### PROBLEM STATEMENT
Tell how many lines below include the word "PostIt". Only the number should appear.

### INFORMATION
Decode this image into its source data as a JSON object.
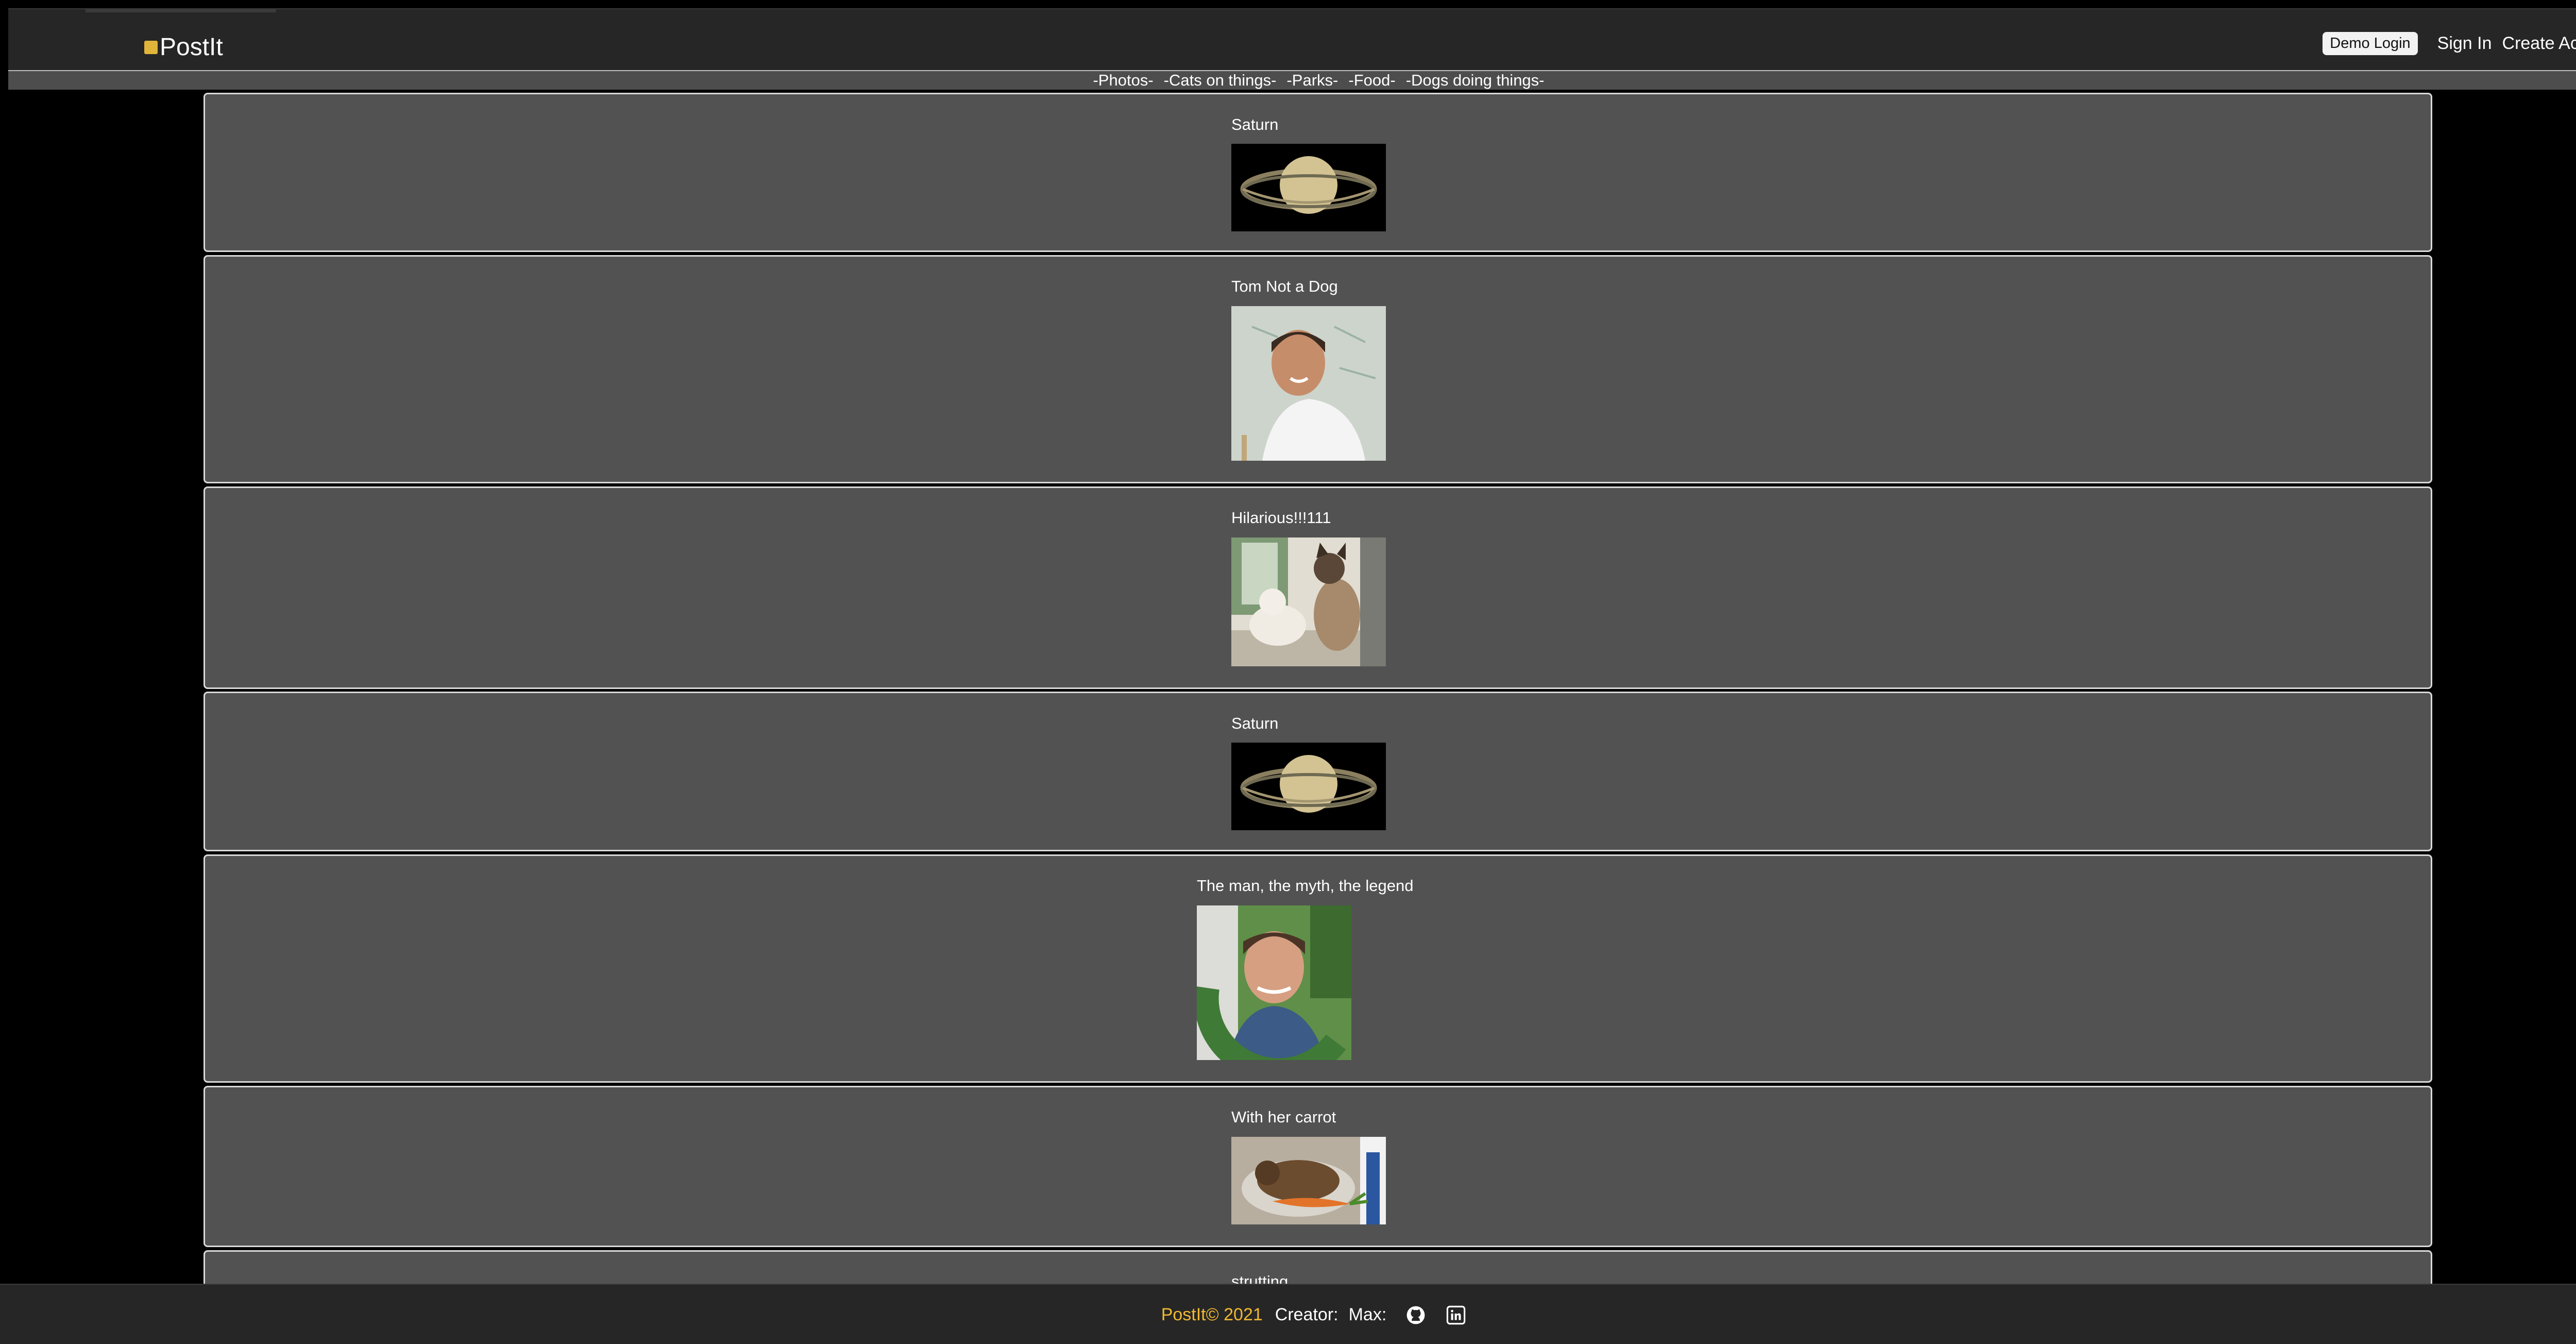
{
  "header": {
    "logo_text": "PostIt",
    "demo_login_label": "Demo Login",
    "sign_in_label": "Sign In",
    "create_account_label": "Create Account"
  },
  "categories": [
    "-Photos-",
    "-Cats on things-",
    "-Parks-",
    "-Food-",
    "-Dogs doing things-"
  ],
  "posts": [
    {
      "title": "Saturn",
      "image_icon": "saturn-photo"
    },
    {
      "title": "Tom Not a Dog",
      "image_icon": "portrait-photo"
    },
    {
      "title": "Hilarious!!!111",
      "image_icon": "cats-photo"
    },
    {
      "title": "Saturn",
      "image_icon": "saturn-photo"
    },
    {
      "title": "The man, the myth, the legend",
      "image_icon": "portrait-photo"
    },
    {
      "title": "With her carrot",
      "image_icon": "cat-carrot-photo"
    },
    {
      "title": "strutting",
      "image_icon": "photo"
    }
  ],
  "footer": {
    "copyright": "PostIt© 2021",
    "creator_label": "Creator:",
    "max_label": "Max:",
    "github_icon": "github-icon",
    "linkedin_icon": "linkedin-icon"
  },
  "colors": {
    "background": "#000000",
    "header": "#262626",
    "card": "#525252",
    "accent": "#f0b832"
  }
}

### SOLVED EXERCISE
2